Aaron Wilson (top photo) will serve 50 years of an 80-year sentence after killing Casey Robinson (bottom left) and Beaudovin Tchakounte (bottom right) on August 27, 2019 in an Uber shared ride after smoking PCP. (Screengrabs)

By Micha Green
AFRO D.C. and Digital Content Editor

A ride-sharing nightmare is now seeing some semblance of justice, after Aaron Wilson pled guilty to murdering fellow passenger Casey Robinson, 32 and Uber driver Beaudovin Tchakounte, 46 in Oxon Hill, Maryland on August 27, 2019.  On April 30, Wilson entered a guilty a plea to two charges of second-degree murder after he killed Robinson and Tchakounte while high on PCP, then fled the scene and walked home.  He was sentenced to 80 years of prison, with 30 years suspended, and five years of supervised probation.

Back in August 2019, after finishing his shift at Henry’s Soul Food Cafe, Wilson smoked some PCP and called an Uber shared car.  Tchakounte picked Wilson up with Robinson in the car and the shooting was suspected to have occurred soon after.

At 9:46 p.m. Prince George’s County police responded to a reported shooting on Indian Head Highway near the I-495 ramp, where they found the gunshot wounded bodies of Robinson and Tchakounte.
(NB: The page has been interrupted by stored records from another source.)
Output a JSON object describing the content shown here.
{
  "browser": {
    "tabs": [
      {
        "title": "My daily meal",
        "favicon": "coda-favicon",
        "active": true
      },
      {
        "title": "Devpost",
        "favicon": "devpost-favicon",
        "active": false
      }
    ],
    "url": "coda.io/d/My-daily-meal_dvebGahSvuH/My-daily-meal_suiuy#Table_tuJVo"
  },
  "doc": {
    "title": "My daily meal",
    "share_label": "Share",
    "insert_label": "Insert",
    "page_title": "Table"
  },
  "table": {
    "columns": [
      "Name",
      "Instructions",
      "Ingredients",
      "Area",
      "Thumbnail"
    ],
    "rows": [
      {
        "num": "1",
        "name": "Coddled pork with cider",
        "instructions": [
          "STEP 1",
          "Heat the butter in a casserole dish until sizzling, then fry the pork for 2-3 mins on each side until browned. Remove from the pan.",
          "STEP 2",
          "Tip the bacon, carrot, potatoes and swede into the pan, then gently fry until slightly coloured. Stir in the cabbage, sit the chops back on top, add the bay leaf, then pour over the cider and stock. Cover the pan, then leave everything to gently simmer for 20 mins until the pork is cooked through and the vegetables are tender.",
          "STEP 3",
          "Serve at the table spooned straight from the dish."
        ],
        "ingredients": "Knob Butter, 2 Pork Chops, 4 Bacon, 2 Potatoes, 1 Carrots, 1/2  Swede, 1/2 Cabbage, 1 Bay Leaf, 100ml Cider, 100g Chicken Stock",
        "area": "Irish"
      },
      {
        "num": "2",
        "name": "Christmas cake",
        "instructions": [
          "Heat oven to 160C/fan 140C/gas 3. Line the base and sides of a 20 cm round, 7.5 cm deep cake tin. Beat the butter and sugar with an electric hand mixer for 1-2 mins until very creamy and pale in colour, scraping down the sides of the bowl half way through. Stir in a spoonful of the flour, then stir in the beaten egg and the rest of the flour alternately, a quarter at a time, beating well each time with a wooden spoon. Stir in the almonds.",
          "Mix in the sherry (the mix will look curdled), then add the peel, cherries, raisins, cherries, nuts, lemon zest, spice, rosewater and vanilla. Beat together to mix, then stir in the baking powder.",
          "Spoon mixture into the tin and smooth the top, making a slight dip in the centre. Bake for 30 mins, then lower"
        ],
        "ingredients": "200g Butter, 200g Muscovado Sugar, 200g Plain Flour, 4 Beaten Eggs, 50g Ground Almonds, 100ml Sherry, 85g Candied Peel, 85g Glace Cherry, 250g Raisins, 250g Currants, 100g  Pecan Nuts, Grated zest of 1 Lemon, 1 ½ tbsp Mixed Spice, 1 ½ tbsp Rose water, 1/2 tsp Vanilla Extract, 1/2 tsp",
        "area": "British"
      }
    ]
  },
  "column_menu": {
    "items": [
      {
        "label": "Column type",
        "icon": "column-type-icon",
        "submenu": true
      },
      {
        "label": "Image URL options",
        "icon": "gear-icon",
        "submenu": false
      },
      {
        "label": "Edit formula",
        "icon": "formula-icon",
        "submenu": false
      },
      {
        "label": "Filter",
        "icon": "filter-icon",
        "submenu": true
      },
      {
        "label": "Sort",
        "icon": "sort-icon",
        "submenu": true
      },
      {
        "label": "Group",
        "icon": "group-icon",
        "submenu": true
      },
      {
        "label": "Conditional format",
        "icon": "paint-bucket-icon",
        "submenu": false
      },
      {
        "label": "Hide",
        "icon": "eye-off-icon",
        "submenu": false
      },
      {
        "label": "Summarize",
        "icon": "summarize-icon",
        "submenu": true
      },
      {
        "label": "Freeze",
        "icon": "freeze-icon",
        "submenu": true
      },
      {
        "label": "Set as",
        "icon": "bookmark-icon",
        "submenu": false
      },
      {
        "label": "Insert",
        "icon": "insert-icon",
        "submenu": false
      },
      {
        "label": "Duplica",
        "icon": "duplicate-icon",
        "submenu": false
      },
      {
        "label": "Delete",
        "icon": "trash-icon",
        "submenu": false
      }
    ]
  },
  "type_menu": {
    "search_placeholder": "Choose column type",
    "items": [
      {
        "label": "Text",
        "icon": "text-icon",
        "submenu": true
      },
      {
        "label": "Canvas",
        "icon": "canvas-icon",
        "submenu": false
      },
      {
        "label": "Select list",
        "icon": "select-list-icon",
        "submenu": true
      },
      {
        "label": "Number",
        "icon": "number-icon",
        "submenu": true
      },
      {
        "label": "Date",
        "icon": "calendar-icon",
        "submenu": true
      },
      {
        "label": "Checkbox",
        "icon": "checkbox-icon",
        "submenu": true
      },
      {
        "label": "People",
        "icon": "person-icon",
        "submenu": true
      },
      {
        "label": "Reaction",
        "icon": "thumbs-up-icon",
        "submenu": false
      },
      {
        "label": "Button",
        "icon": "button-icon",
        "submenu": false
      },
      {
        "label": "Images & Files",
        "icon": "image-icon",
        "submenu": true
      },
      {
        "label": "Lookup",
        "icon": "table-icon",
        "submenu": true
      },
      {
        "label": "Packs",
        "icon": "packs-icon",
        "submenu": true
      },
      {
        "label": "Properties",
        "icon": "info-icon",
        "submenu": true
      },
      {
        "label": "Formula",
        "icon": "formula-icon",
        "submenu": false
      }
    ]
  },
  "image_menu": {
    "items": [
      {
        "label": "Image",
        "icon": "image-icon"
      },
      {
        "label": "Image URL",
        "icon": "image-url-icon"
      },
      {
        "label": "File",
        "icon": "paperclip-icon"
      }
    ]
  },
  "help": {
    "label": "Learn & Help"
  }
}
The two men were pronounced dead ten minutes later.

Witnesses told police they saw a man fleeing the scene into the woods.  Police immediately began the investigation and were quickly able to trace the last ride to Wilson, which Uber corroborated. Wilson’s phone number led authorities to his mother’s house in Fort Washington, where he was found sleeping.

He then told police that he had no recollection of what happened, as he was high on PCP, but said that “he messed up and everything happened so fast,” according to a 2019 {WTOP} article.

Phenylcyclohexyl (piperidine),  better known as PCP, or boat in the D.M.V. area, is a mind-altering substance that can cause hallucinations and extreme distortions of reality.  According to Drugs.com, two of the wide array of possible side effects from PCP include: “acute anxiety and a feeling of impending doom, paranoia, violent hostility, a psychoses indistinguishable from schizophrenia,” and “auditory hallucinations, image distortion, severe mood disorders and amnesia.”  These side effects support Wilson’s claims of why he did not recall all the ins and outs of the tragic incident resulting in the fatalities of two men.

“I want the family of the victims in this case to know that while there is no consolation for their tremendous suffering and loss, I hope that today’s outcome provides some level of peace knowing that the man responsible for this tragedy will not be able harm anyone else and is being held accountable for his heinous crimes,” State’s Attorney Aisha Braveboy said in a statement after Wilson’s sentencing.

AFRO Washington, D.C. Editor